Yes. Closures forced organizations to be transparent with employees and get creative with solutions for reopening stores. I’ve heard from our retail customers that the pandemic forced them to prioritize technology that would enable consumers to access goods while keeping employees safe. The silver lining there is that, in many cases, there’s now a more seamless experience between the consumer and employee.
So I think the gain in happiness among retail employees is, at least partially, a result of the stark contrast they’ve experienced: a full shutdown early in the pandemic, followed by a fast rebound (at least by leading retailers) to find creative and safe ways to get their employees back to work.
Pivoting to the manufacturing industry, why are we seeing such heavy burnout there?
The October U.S. jobs report revealed that the manufacturing sector was still over 647,000 jobs shy of pre-pandemic levels. It’s true that many other industries also aren’t back up to pre-pandemic employment levels. But here’s what’s alarming about manufacturing: According to the National Association of Manufacturers, the industry had over 500,000 job openings before the pandemic started.
So we’re seeing a workforce that was stretched extremely thin prior to the pandemic, which stretched it even further. The workload for manufacturing employees is simply getting unbearable.
Wow—that sounds tough. Is there anything else contributing to burnout among manufacturing employees?
Well, it’s also likely that employees who maintained their jobs needed to fulfill roles and duties they previously were unfamiliar with, creating additional stress. And because job losses were a quick reaction to the pandemic, it’s likely that organizations were not as thoughtful as they could have been about the support employees needed to learn new roles and responsibilities.

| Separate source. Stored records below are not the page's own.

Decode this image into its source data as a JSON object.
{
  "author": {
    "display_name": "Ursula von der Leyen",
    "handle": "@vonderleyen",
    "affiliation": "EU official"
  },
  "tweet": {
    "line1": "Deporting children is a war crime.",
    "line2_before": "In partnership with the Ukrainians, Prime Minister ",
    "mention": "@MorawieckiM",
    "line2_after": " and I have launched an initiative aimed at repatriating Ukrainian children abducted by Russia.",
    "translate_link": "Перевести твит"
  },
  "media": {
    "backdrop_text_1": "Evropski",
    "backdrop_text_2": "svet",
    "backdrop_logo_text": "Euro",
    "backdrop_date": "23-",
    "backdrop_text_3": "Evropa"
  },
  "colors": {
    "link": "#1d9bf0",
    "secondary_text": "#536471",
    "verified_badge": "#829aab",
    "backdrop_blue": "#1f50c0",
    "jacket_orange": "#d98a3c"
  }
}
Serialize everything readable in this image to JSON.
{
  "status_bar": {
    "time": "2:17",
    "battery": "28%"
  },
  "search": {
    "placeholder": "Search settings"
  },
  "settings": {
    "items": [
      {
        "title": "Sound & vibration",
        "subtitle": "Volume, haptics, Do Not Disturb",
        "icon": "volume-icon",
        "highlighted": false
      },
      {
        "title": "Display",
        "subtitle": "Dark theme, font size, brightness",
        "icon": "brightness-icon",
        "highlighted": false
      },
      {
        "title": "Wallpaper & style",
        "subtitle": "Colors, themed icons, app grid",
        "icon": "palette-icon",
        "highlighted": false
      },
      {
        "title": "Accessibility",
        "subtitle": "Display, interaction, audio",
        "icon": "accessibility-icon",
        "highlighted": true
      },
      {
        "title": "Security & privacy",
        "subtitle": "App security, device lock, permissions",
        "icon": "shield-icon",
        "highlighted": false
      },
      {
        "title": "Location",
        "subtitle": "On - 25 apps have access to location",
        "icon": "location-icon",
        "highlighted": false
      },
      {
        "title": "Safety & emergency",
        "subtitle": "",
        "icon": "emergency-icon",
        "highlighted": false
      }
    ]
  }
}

And I have one final thought: In many cases, there isn’t an opportunity for employees in the manufacturing industry to work remotely. That means they have had to adhere to new safety protocols and tracking procedures, which could feel burdensome and also limit the previously natural connection points co-workers had with each other during working hours. This is significant because, as we see in the report, feeling disconnected from colleagues is the most frequently cited burnout precursor, right above workload.